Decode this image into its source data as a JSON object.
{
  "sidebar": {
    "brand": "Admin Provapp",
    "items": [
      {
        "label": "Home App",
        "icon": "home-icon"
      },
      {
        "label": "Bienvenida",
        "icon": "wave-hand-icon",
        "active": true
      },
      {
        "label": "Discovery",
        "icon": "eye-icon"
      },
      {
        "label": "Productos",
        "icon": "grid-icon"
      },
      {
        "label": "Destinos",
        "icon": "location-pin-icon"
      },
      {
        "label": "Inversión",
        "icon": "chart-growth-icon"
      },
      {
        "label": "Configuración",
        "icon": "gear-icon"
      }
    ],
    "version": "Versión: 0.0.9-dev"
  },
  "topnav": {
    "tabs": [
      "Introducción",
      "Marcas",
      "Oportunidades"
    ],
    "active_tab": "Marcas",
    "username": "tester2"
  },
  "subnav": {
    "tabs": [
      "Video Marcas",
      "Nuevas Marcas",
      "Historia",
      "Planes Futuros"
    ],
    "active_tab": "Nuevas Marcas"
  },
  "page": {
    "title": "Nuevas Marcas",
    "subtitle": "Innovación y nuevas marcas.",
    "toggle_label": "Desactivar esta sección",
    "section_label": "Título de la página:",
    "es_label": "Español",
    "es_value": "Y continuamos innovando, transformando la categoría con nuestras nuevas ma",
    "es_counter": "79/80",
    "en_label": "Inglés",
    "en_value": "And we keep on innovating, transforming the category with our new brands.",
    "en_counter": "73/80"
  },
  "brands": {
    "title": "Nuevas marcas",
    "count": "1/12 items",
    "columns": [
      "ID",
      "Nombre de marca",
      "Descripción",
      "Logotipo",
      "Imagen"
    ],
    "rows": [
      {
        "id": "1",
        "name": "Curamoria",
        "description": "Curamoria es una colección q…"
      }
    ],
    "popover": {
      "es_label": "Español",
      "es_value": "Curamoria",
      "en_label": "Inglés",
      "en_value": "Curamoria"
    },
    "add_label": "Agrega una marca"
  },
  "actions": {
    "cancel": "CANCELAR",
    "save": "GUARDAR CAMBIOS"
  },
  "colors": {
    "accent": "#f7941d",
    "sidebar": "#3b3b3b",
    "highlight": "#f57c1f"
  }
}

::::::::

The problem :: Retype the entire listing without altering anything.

Answer area ::
Decode this image into its source data as a JSON object.
{
  "sidebar": {
    "brand": "Admin Provapp",
    "items": [
      {
        "label": "Home App",
        "icon": "home-icon"
      },
      {
        "label": "Bienvenida",
        "icon": "wave-hand-icon",
        "active": true
      },
      {
        "label": "Discovery",
        "icon": "eye-icon"
      },
      {
        "label": "Productos",
        "icon": "grid-icon"
      },
      {
        "label": "Destinos",
        "icon": "location-pin-icon"
      },
      {
        "label": "Inversión",
        "icon": "chart-growth-icon"
      },
      {
        "label": "Configuración",
        "icon": "gear-icon"
      }
    ],
    "version": "Versión: 0.0.9-dev"
  },
  "topnav": {
    "tabs": [
      "Introducción",
      "Marcas",
      "Oportunidades"
    ],
    "active_tab": "Marcas",
    "username": "tester2"
  },
  "subnav": {
    "tabs": [
      "Video Marcas",
      "Nuevas Marcas",
      "Historia",
      "Planes Futuros"
    ],
    "active_tab": "Nuevas Marcas"
  },
  "page": {
    "title": "Nuevas Marcas",
    "subtitle": "Innovación y nuevas marcas.",
    "toggle_label": "Desactivar esta sección",
    "section_label": "Título de la página:",
    "es_label": "Español",
    "es_value": "Y continuamos innovando, transformando la categoría con nuestras nuevas ma",
    "es_counter": "79/80",
    "en_label": "Inglés",
    "en_value": "And we keep on innovating, transforming the category with our new brands.",
    "en_counter": "73/80"
  },
  "brands": {
    "title": "Nuevas marcas",
    "count": "1/12 items",
    "columns": [
      "ID",
      "Nombre de marca",
      "Descripción",
      "Logotipo",
      "Imagen"
    ],
    "rows": [
      {
        "id": "1",
        "name": "Curamoria",
        "description": "Curamoria es una colección q…"
      }
    ],
    "popover": {
      "es_label": "Español",
      "es_value": "Curamoria",
      "en_label": "Inglés",
      "en_value": "Curamoria"
    },
    "add_label": "Agrega una marca"
  },
  "actions": {
    "cancel": "CANCELAR",
    "save": "GUARDAR CAMBIOS"
  },
  "colors": {
    "accent": "#f7941d",
    "sidebar": "#3b3b3b",
    "highlight": "#f57c1f"
  }
}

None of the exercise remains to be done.